Norm Coleman is leaving no doubt to the public or the press that he stands firmly behind his decision to launch his U.S. Senate recount legal challenge. Coleman has drawn significant attention for his frequent courtroom appearances and the Senator has hardly been a shrinking violet when it comes to making media appearances.

This very public image has, until recently, stood in stark contrast to that of Al Franken, who has kept his distance from his attorneys, and, until this past weekend, most of the local media. One wonders, were it not for Esme Murphy’s high-profile open-letter blog to Franken nearly a week ago, would the Round 1 recount winner have been so eager to log about a half-dozen interviews this weekend (including one with WCCO)?

Franken’s motives for remaining aloof from the legal processes are obvious – he both wants to act like he has already won the election, plus he does not want to appear ‘in the frame’ when his attorneys take any actions that may give the impression of trying to cut the process short or suppress the counting of legitimate ballots of Minnesotans.

In recent weeks, Smart Politics has already outlined the many advantages for Coleman to pursue this court challenge as well as the fact that his actions to date have not truly damaged his public image .

However, while proceeding with the court challenge per se has its clear advantages, Coleman is incurring a real risk to his public image by so boldly putting himself in middle of the legal and public relations battlefields.

On the upside, by making numerous appearances before the media and in the courtroom, Coleman is taking ownership of his lawsuit, and is not seen as hiding behind his lawyers.
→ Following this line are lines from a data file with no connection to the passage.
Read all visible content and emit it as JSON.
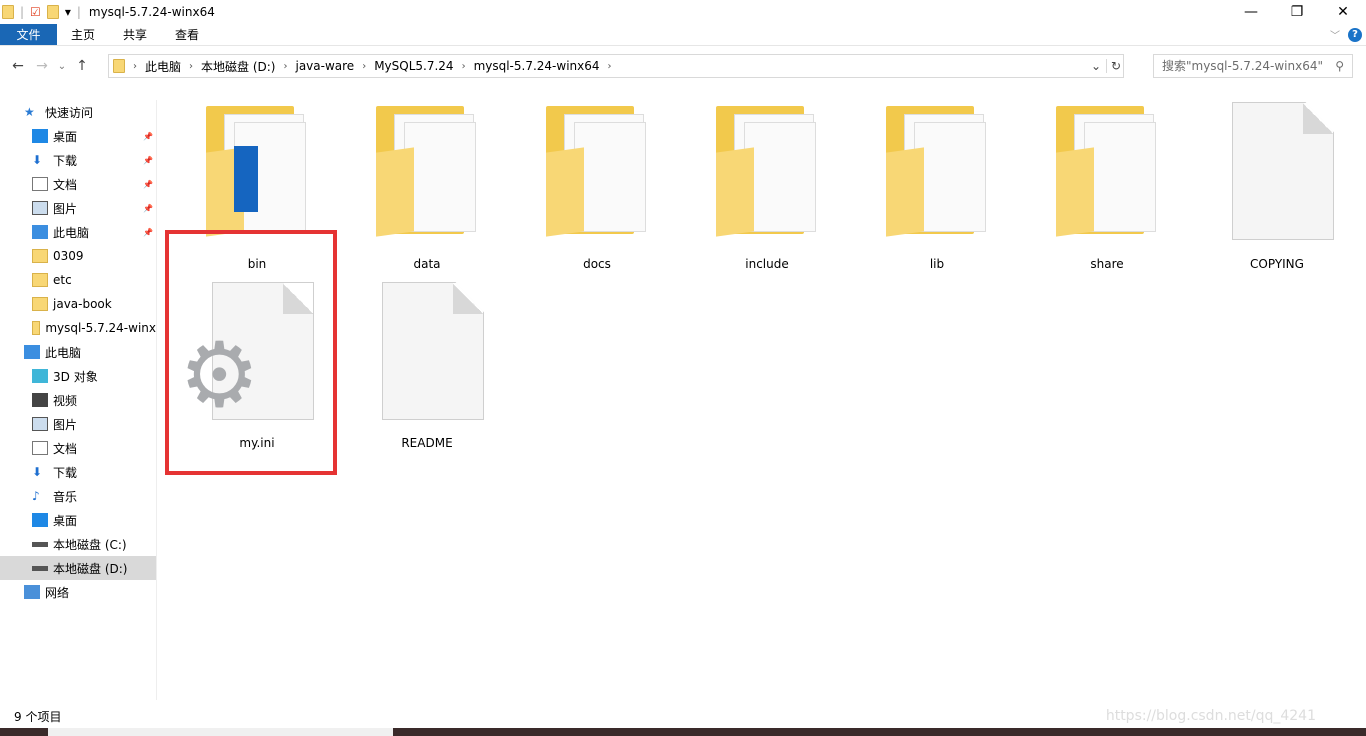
{
  "window": {
    "title": "mysql-5.7.24-winx64"
  },
  "ribbon": {
    "tabs": [
      "文件",
      "主页",
      "共享",
      "查看"
    ]
  },
  "address": {
    "crumbs": [
      "此电脑",
      "本地磁盘 (D:)",
      "java-ware",
      "MySQL5.7.24",
      "mysql-5.7.24-winx64"
    ]
  },
  "search": {
    "placeholder": "搜索\"mysql-5.7.24-winx64\""
  },
  "sidebar": {
    "items": [
      {
        "label": "快速访问",
        "icon": "star-icon",
        "level": 0
      },
      {
        "label": "桌面",
        "icon": "desktop-icon",
        "level": 1,
        "pinned": true
      },
      {
        "label": "下载",
        "icon": "download-icon",
        "level": 1,
        "pinned": true
      },
      {
        "label": "文档",
        "icon": "document-icon",
        "level": 1,
        "pinned": true
      },
      {
        "label": "图片",
        "icon": "picture-icon",
        "level": 1,
        "pinned": true
      },
      {
        "label": "此电脑",
        "icon": "computer-icon",
        "level": 1,
        "pinned": true
      },
      {
        "label": "0309",
        "icon": "folder-icon",
        "level": 1
      },
      {
        "label": "etc",
        "icon": "folder-icon",
        "level": 1
      },
      {
        "label": "java-book",
        "icon": "folder-icon",
        "level": 1
      },
      {
        "label": "mysql-5.7.24-winx",
        "icon": "folder-icon",
        "level": 1
      },
      {
        "label": "此电脑",
        "icon": "computer-icon",
        "level": 0
      },
      {
        "label": "3D 对象",
        "icon": "cube-icon",
        "level": 1
      },
      {
        "label": "视频",
        "icon": "video-icon",
        "level": 1
      },
      {
        "label": "图片",
        "icon": "picture-icon",
        "level": 1
      },
      {
        "label": "文档",
        "icon": "document-icon",
        "level": 1
      },
      {
        "label": "下载",
        "icon": "download-icon",
        "level": 1
      },
      {
        "label": "音乐",
        "icon": "music-icon",
        "level": 1
      },
      {
        "label": "桌面",
        "icon": "desktop-icon",
        "level": 1
      },
      {
        "label": "本地磁盘 (C:)",
        "icon": "drive-icon",
        "level": 1
      },
      {
        "label": "本地磁盘 (D:)",
        "icon": "drive-icon",
        "level": 1,
        "selected": true
      },
      {
        "label": "网络",
        "icon": "network-icon",
        "level": 0
      }
    ]
  },
  "files": [
    {
      "name": "bin",
      "type": "folder"
    },
    {
      "name": "data",
      "type": "folder"
    },
    {
      "name": "docs",
      "type": "folder"
    },
    {
      "name": "include",
      "type": "folder"
    },
    {
      "name": "lib",
      "type": "folder"
    },
    {
      "name": "share",
      "type": "folder"
    },
    {
      "name": "COPYING",
      "type": "file"
    },
    {
      "name": "my.ini",
      "type": "settings-file",
      "highlighted": true
    },
    {
      "name": "README",
      "type": "file"
    }
  ],
  "status": {
    "count": "9 个项目"
  },
  "watermark": "https://blog.csdn.net/qq_4241",
  "colors": {
    "accent": "#1a67b5",
    "highlight": "#e53333"
  }
}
The positive side of this for the Senator is that he is viewed by the public as taking responsibility for his actions – a sign of political leadership (even if motivated by undeniable personal gain).
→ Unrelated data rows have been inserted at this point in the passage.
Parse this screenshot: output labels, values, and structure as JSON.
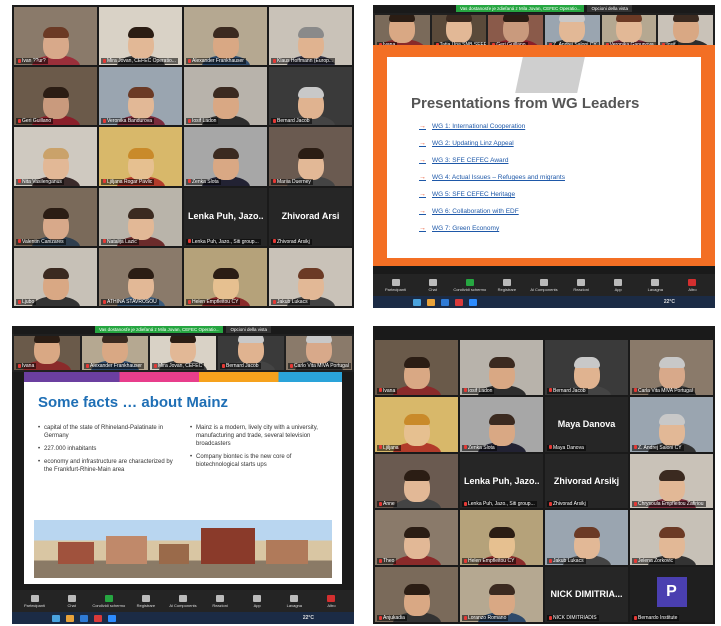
{
  "panel1": {
    "tiles": [
      {
        "name": "Ivan ??ur?",
        "bg": "#8a7a6a",
        "skin": "#d8a98a",
        "shirt": "#9a2f3a",
        "hair": "#6b3a25"
      },
      {
        "name": "Mira Jovan, CEFEC Operatio...",
        "bg": "#d9d2c6",
        "skin": "#e2b896",
        "shirt": "#3a3a3a",
        "hair": "#2b1d14"
      },
      {
        "name": "Alexander Frankhauser",
        "bg": "#b5a891",
        "skin": "#d9a884",
        "shirt": "#2e4a6b",
        "hair": "#3b2a20"
      },
      {
        "name": "Klaus Hoffmann (Europ...",
        "bg": "#c9c2b8",
        "skin": "#e0b390",
        "shirt": "#334",
        "hair": "#8a8a8a"
      },
      {
        "name": "Geri Guillano",
        "bg": "#6b5a4a",
        "skin": "#c99a7d",
        "shirt": "#8a1f2a",
        "hair": "#2b1d14"
      },
      {
        "name": "Veronika Bandurova",
        "bg": "#9aa5b0",
        "skin": "#e2b896",
        "shirt": "#7a2b3c",
        "hair": "#6b3a25"
      },
      {
        "name": "Iosif Ladon",
        "bg": "#b8b3ab",
        "skin": "#d9a884",
        "shirt": "#2d2d2d",
        "hair": "#3b2a20"
      },
      {
        "name": "Bernard Jacob",
        "bg": "#3a3a3a",
        "skin": "#e0b390",
        "shirt": "#444",
        "hair": "#c8c8c8"
      },
      {
        "name": "Nita Vasilenganus",
        "bg": "#cfc9c0",
        "skin": "#e2b896",
        "shirt": "#3a2a2a",
        "hair": "#caa26a"
      },
      {
        "name": "Ljiljana Rogar Pavlic",
        "bg": "#d8b86a",
        "skin": "#e6c090",
        "shirt": "#b23b2a",
        "hair": "#c98a2a"
      },
      {
        "name": "Zenka Slota",
        "bg": "#a7a7a7",
        "skin": "#d9a884",
        "shirt": "#223",
        "hair": "#3b2a20"
      },
      {
        "name": "Mariia Duerney",
        "bg": "#6a5a50",
        "skin": "#e2b896",
        "shirt": "#444",
        "hair": "#2b1d14"
      },
      {
        "name": "Valentin Canizares",
        "bg": "#7a6a5a",
        "skin": "#d8a98a",
        "shirt": "#2e3e4e",
        "hair": "#2b1d14"
      },
      {
        "name": "Natalija Lazic",
        "bg": "#b9b4aa",
        "skin": "#e2b896",
        "shirt": "#6b2b2b",
        "hair": "#3b2a20"
      },
      {
        "big": "Lenka Puh, Jazo...",
        "name": "Lenka Puh, Jazo., Siti group..."
      },
      {
        "big": "Zhivorad Arsi",
        "name": "Zhivorad Arsikj"
      },
      {
        "name": "Ljubo",
        "bg": "#c7c1b7",
        "skin": "#d9a884",
        "shirt": "#333",
        "hair": "#3b2a20"
      },
      {
        "name": "ATHINA STAVROSOU",
        "bg": "#8a7a6a",
        "skin": "#e2b896",
        "shirt": "#3a5a7a",
        "hair": "#2b1d14"
      },
      {
        "name": "Helen Empfleitou CY",
        "bg": "#b5a27a",
        "skin": "#e6c090",
        "shirt": "#8a2a2a",
        "hair": "#2b1d14",
        "active": true
      },
      {
        "name": "Jakub Lukacs",
        "bg": "#c9c2b8",
        "skin": "#e2b896",
        "shirt": "#444",
        "hair": "#6b3a25"
      }
    ]
  },
  "panel2": {
    "share_notice": "Vas dostanosťe je zdieľaná z Mila Jovan, CEFEC Operatio...",
    "options": "Opcioni della vista",
    "strip": [
      {
        "name": "Ivana",
        "bg": "#7a6a5a",
        "skin": "#d9a884",
        "shirt": "#8a2a2a",
        "hair": "#2b1d14"
      },
      {
        "name": "Tatia Una SNB SEFEN",
        "bg": "#5a4a3a",
        "skin": "#e2b896",
        "shirt": "#333",
        "hair": "#3b2a20"
      },
      {
        "name": "Geri Guillano",
        "bg": "#8a5a4a",
        "skin": "#c99a7d",
        "shirt": "#8a1f2a",
        "hair": "#2b1d14"
      },
      {
        "name": "Z. Andrej Saloni CY",
        "bg": "#9aa5b0",
        "skin": "#e2b896",
        "shirt": "#333",
        "hair": "#c8c8c8"
      },
      {
        "name": "Veronika Ganunova",
        "bg": "#b5a891",
        "skin": "#e2b896",
        "shirt": "#7a2b3c",
        "hair": "#6b3a25"
      },
      {
        "name": "Iosif",
        "bg": "#c9c2b8",
        "skin": "#d9a884",
        "shirt": "#2d2d2d",
        "hair": "#3b2a20"
      }
    ],
    "slide_title": "Presentations from WG Leaders",
    "items": [
      "WG 1: International Cooperation",
      "WG 2: Updating Linz Appeal",
      "WG 3: SFE CEFEC Award",
      "WG 4: Actual Issues – Refugees and migrants",
      "WG 5: SFE CEFEC Heritage",
      "WG 6: Collaboration with EDF",
      "WG 7: Green Economy"
    ]
  },
  "panel3": {
    "share_notice": "Vas dostanosťe je zdieľaná z Mila Jovan, CEFEC Operatio...",
    "options": "Opcioni della vista",
    "strip": [
      {
        "name": "Ivana",
        "bg": "#6a5a4a",
        "skin": "#d9a884",
        "shirt": "#8a2a2a",
        "hair": "#2b1d14"
      },
      {
        "name": "Alexander Frankhauser",
        "bg": "#b5a891",
        "skin": "#d9a884",
        "shirt": "#2e4a6b",
        "hair": "#3b2a20"
      },
      {
        "name": "Mira Jovan, CEFEC",
        "bg": "#d9d2c6",
        "skin": "#e2b896",
        "shirt": "#3a3a3a",
        "hair": "#2b1d14"
      },
      {
        "name": "Bernard Jacob",
        "bg": "#3a3a3a",
        "skin": "#e0b390",
        "shirt": "#444",
        "hair": "#c8c8c8"
      },
      {
        "name": "Carlo Vita MIVA Portugal",
        "bg": "#8a7a6a",
        "skin": "#d8a98a",
        "shirt": "#333",
        "hair": "#c8c8c8"
      }
    ],
    "slide_title": "Some facts … about Mainz",
    "left_bullets": [
      "capital of the state of Rhineland-Palatinate in Germany",
      "227.000 inhabitants",
      "economy and infrastructure are characterized by the Frankfurt-Rhine-Main area"
    ],
    "right_bullets": [
      "Mainz is a modern, lively city with a university, manufacturing and trade, several television broadcasters",
      "Company biontec is the new core of biotechnological starts ups"
    ]
  },
  "panel4": {
    "tiles": [
      {
        "name": "Ivana",
        "bg": "#6a5a4a",
        "skin": "#d9a884",
        "shirt": "#8a2a2a",
        "hair": "#2b1d14"
      },
      {
        "name": "Iosif Ladon",
        "bg": "#b8b3ab",
        "skin": "#d9a884",
        "shirt": "#2d2d2d",
        "hair": "#3b2a20"
      },
      {
        "name": "Bernard Jacob",
        "bg": "#3a3a3a",
        "skin": "#e0b390",
        "shirt": "#444",
        "hair": "#c8c8c8"
      },
      {
        "name": "Carla Vita MIVA Portugal",
        "bg": "#8a7a6a",
        "skin": "#d8a98a",
        "shirt": "#333",
        "hair": "#c8c8c8"
      },
      {
        "name": "Ljiljana",
        "bg": "#d8b86a",
        "skin": "#e6c090",
        "shirt": "#b23b2a",
        "hair": "#c98a2a"
      },
      {
        "name": "Zenka Slota",
        "bg": "#a7a7a7",
        "skin": "#d9a884",
        "shirt": "#223",
        "hair": "#3b2a20"
      },
      {
        "big": "Maya Danova",
        "name": "Maya Danova"
      },
      {
        "name": "Z. Andrej Saloni CY",
        "bg": "#9aa5b0",
        "skin": "#e2b896",
        "shirt": "#333",
        "hair": "#c8c8c8"
      },
      {
        "name": "Anne",
        "bg": "#6a5a50",
        "skin": "#e2b896",
        "shirt": "#444",
        "hair": "#2b1d14"
      },
      {
        "big": "Lenka Puh, Jazo...",
        "name": "Lenka Puh, Jazo., Siti group..."
      },
      {
        "big": "Zhivorad Arsikj",
        "name": "Zhivorad Arsikj"
      },
      {
        "name": "Chrysoula Empfleitou Zafiriou",
        "bg": "#c9c2b8",
        "skin": "#e2b896",
        "shirt": "#7a2b3c",
        "hair": "#3b2a20"
      },
      {
        "name": "Theo",
        "bg": "#8a7a6a",
        "skin": "#e2b896",
        "shirt": "#8a2a2a",
        "hair": "#2b1d14"
      },
      {
        "name": "Helen Empfleitou CY",
        "bg": "#b5a27a",
        "skin": "#e6c090",
        "shirt": "#8a2a2a",
        "hair": "#2b1d14"
      },
      {
        "name": "Jakub Lukacs",
        "bg": "#9aa5b0",
        "skin": "#e2b896",
        "shirt": "#444",
        "hair": "#6b3a25"
      },
      {
        "name": "Jelena Zorkovic",
        "bg": "#c7c1b7",
        "skin": "#e2b896",
        "shirt": "#333",
        "hair": "#6b3a25",
        "active": true
      },
      {
        "name": "Anjukadia",
        "bg": "#7a6a5a",
        "skin": "#d9a884",
        "shirt": "#333",
        "hair": "#2b1d14"
      },
      {
        "name": "Loranzo Romano",
        "bg": "#b5a891",
        "skin": "#d9a884",
        "shirt": "#2e4a6b",
        "hair": "#3b2a20"
      },
      {
        "big": "NICK DIMITRIA...",
        "name": "NICK DIMITRIADIS"
      },
      {
        "avatar": "P",
        "name": "Bernardo Institute"
      }
    ]
  },
  "toolbar": [
    {
      "label": "Partecipanti",
      "cls": ""
    },
    {
      "label": "Chat",
      "cls": ""
    },
    {
      "label": "Condividi schermo",
      "cls": "share"
    },
    {
      "label": "Registrare",
      "cls": ""
    },
    {
      "label": "Ai Components",
      "cls": ""
    },
    {
      "label": "Reazioni",
      "cls": ""
    },
    {
      "label": "App",
      "cls": ""
    },
    {
      "label": "Lavagna",
      "cls": ""
    },
    {
      "label": "Altro",
      "cls": "end"
    }
  ],
  "tray": "22°C",
  "colors": {
    "zoom_green": "#26a641",
    "slide_orange": "#f36f24",
    "title_blue": "#1f6fb5",
    "link_blue": "#1e58a8"
  }
}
On the downside, however, Coleman is now intimately being associated with every legal argument, and the laborious ballot-by-ballot examination in an election that is now 97 days old and counting.

In the political moment, when really big issues are facing the state of Minnesota – record unemployment increases, a budget battle in St. Paul, and a monumental stimulus bill on the Hill that split the Gopher State’s U.S. House delegation – the problems of Norm Coleman and the minutiae that emerges from these court proceedings seem, well, rather small. And with each passing day, Coleman and his legal arguments, however well-grounded, will likely seem even smaller as November 4th 2008 becomes an increasingly distant image in the voters’ rear view mirror.

A camper is told, should they encounter a bear, to stand up straight, reach their arms out wide to seem as tall as possible, and make a lot of noise to scare the bear away. While Coleman’s words and legal briefs may not be scaring away his opponent, he is doing his best to make his court challenge seem as big and important to the public as possible: the Senator couches his arguments for the challenge in grand Constitutional terms – that every vote should be counted, and that (alleged) double-counting will disenfranchise the votes of millions of Minnesotans.

The media strategy may be paying off so far for Coleman, despite an increasing number of Minnesotans who want the election to be over and done with. For it is Al Franken who has perhaps endured the greatest media backlash to date – first for his invisibility, and secondly when, in his motion before the Minnesota Supreme Court last week to dismiss the case, Franken attorney Marc Elias strayed from legal arguments to political ones – explicitly linking the need for Franken to be seated with the need to pass the federal stimulus package: “The fate of a stimulus package hinges on one vote in the United States Senate. For want of a vote, a stimulus package may be lost.”

Public relations gaffes like that by Franken and an open, roll-up-your-sleeves relationship with the media by Coleman will clearly buy the Senator more time. But how long can Coleman continue to tread water in the sea of public opinion?

1 Comment

  1. Susan Rego on February 10, 2009 at 6:41 pm

    It’s *former* Senator.